Moscow, 13 September 2002 (RFE/RL) -- U.S. Undersecretary of State John Bolton wrapped up three days of meetings in Moscow today by saying Washington's position on a possible attack against Iraq is not open to any deals with Russia or any other country.
Speaking to reporters, Bolton echoed the White House's recent change of tack from threats of unilateral military action to putting the United Nations' credibility on the line by criticizing Iraq's longtime defiance of Security Council resolutions. He said Moscow should be as concerned as Washington is with Iraq's posture. "I think the one major issue for the Russian Federation is the 10 years of contempt that Iraq has shown to the Security Council. Russia's obviously one of the five permanent members of the Security Council, as is the United States. [U.S.] President [George W.] Bush put very graphically yesterday why the council's authority and, indeed, its integrity is at risk, and I think because of Russia's status as a permanent member that that will weigh very heavily in their considerations," Bolton said.
Bolton added, however, that the U.S. will continue to address Russia's objections to a possible military attack.
The U.S. official was in the Russian capital for a series of meetings with representatives of various ministries in preparation for the first gathering of the Consultative Group on Strategic Security to be held in Washington on 20 September. The group, which was created at a U.S.-Russia summit in Moscow last May, consists of foreign and defense ministers of the two countries.
Bolton said talks involved bilateral and international strategic issues, as well as regional and political issues.
On the question of Iraq, Bolton said U.S. Secretary of State Colin Powell and Russian Foreign Minister Igor Ivanov had had a number of conversations on the topic in recent days, adding that there would likely be more.
Bolton skirted questions about why the United States appears now to be basing its criticism of Iraq on violations of UN mandates after recently appearing to give little weight to international opinion on the matter. He said Russian President Vladimir Putin's threat this week to stage a possible military offensive on Georgian soil, also in the name of antiterrorism, is not comparable to U.S. reasoning with regard to Iraq.

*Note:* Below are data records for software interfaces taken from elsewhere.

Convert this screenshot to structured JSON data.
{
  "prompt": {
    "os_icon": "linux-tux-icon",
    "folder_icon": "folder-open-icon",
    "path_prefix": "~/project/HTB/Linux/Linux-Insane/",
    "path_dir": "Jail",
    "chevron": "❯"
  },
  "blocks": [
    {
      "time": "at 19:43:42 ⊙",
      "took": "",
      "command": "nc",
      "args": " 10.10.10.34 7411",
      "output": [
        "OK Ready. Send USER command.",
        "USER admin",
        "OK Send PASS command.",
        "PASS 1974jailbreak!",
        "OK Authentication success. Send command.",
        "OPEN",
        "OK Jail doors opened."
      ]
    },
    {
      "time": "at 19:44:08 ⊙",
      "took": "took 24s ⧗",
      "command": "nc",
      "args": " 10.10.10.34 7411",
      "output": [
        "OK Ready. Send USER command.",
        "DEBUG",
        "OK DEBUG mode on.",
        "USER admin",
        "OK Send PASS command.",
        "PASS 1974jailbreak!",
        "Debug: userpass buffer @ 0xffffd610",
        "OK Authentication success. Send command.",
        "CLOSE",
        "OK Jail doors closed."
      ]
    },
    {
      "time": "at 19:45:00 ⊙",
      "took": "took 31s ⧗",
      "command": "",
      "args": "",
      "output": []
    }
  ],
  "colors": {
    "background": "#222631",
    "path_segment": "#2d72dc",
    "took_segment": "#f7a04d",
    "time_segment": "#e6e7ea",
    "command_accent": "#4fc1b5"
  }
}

Putin on Thursday called on the UN to support Russian strikes on armed Chechen militants in Georgia's lawless Pankisi Gorge. Tbilisi is currently conducting its own operations in the area, backed up by troops trained by U.S. instructors.
Bolton said he had nothing to add to Washington's statement on Thursday condemning Putin's threat. Responding to a question about whether Putin may be trying to create a bargaining chip in the debate on Iraq, he said the issue does not involve formal rights to take action in each case but is a matter of what he called "prudence and judgment." "I would say on the subject of Iraq that President Bush has laid out our argumentation about that subject, and I don't see that really there are any quid pro quos to be had whether with Russia or others. I think our case is extremely strong and stands on its own merits," Bolton said.
Responding to Bush's ultimatum to Iraq during a speech to the UN General Assembly on Thursday, the Russian Foreign Ministry today issued a statement saying that "the potential for a political and diplomatic solution to the Iraqi crisis is far from exhausted."
Bolton said the United States will send representatives to the capitals of a number of countries, including Russia, to persuade them to go along with an attack on Iraq if it fails to allow UN weapons inspectors unfettered access to potential weapons sites. The move will follow the beginning of U.S. congressional testimony on Iraq next week.